About this exercise :: Where the records contain images, omit them, and repeat everything else word for word.
_____
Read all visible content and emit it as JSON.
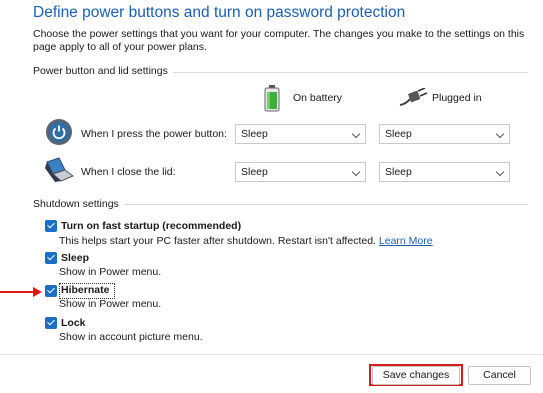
{
  "header": {
    "title": "Define power buttons and turn on password protection",
    "intro": "Choose the power settings that you want for your computer. The changes you make to the settings on this page apply to all of your power plans."
  },
  "power_group": {
    "label": "Power button and lid settings",
    "col_battery": "On battery",
    "col_plugged": "Plugged in",
    "rows": [
      {
        "label": "When I press the power button:",
        "battery": "Sleep",
        "plugged": "Sleep",
        "icon": "power-button-icon"
      },
      {
        "label": "When I close the lid:",
        "battery": "Sleep",
        "plugged": "Sleep",
        "icon": "laptop-lid-icon"
      }
    ]
  },
  "shutdown_group": {
    "label": "Shutdown settings",
    "items": [
      {
        "label": "Turn on fast startup (recommended)",
        "desc": "This helps start your PC faster after shutdown. Restart isn't affected.",
        "link": "Learn More",
        "checked": true
      },
      {
        "label": "Sleep",
        "desc": "Show in Power menu.",
        "checked": true
      },
      {
        "label": "Hibernate",
        "desc": "Show in Power menu.",
        "checked": true
      },
      {
        "label": "Lock",
        "desc": "Show in account picture menu.",
        "checked": true
      }
    ]
  },
  "footer": {
    "save": "Save changes",
    "cancel": "Cancel"
  },
  "colors": {
    "accent": "#1a6fc4",
    "title": "#1a5fb4",
    "annotation": "#d81b1b"
  }
}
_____
Solved exercise ::
Read all visible content and emit it as JSON.
{
  "header": {
    "title": "Define power buttons and turn on password protection",
    "intro": "Choose the power settings that you want for your computer. The changes you make to the settings on this page apply to all of your power plans."
  },
  "power_group": {
    "label": "Power button and lid settings",
    "col_battery": "On battery",
    "col_plugged": "Plugged in",
    "rows": [
      {
        "label": "When I press the power button:",
        "battery": "Sleep",
        "plugged": "Sleep",
        "icon": "power-button-icon"
      },
      {
        "label": "When I close the lid:",
        "battery": "Sleep",
        "plugged": "Sleep",
        "icon": "laptop-lid-icon"
      }
    ]
  },
  "shutdown_group": {
    "label": "Shutdown settings",
    "items": [
      {
        "label": "Turn on fast startup (recommended)",
        "desc": "This helps start your PC faster after shutdown. Restart isn't affected.",
        "link": "Learn More",
        "checked": true
      },
      {
        "label": "Sleep",
        "desc": "Show in Power menu.",
        "checked": true
      },
      {
        "label": "Hibernate",
        "desc": "Show in Power menu.",
        "checked": true
      },
      {
        "label": "Lock",
        "desc": "Show in account picture menu.",
        "checked": true
      }
    ]
  },
  "footer": {
    "save": "Save changes",
    "cancel": "Cancel"
  },
  "colors": {
    "accent": "#1a6fc4",
    "title": "#1a5fb4",
    "annotation": "#d81b1b"
  }
}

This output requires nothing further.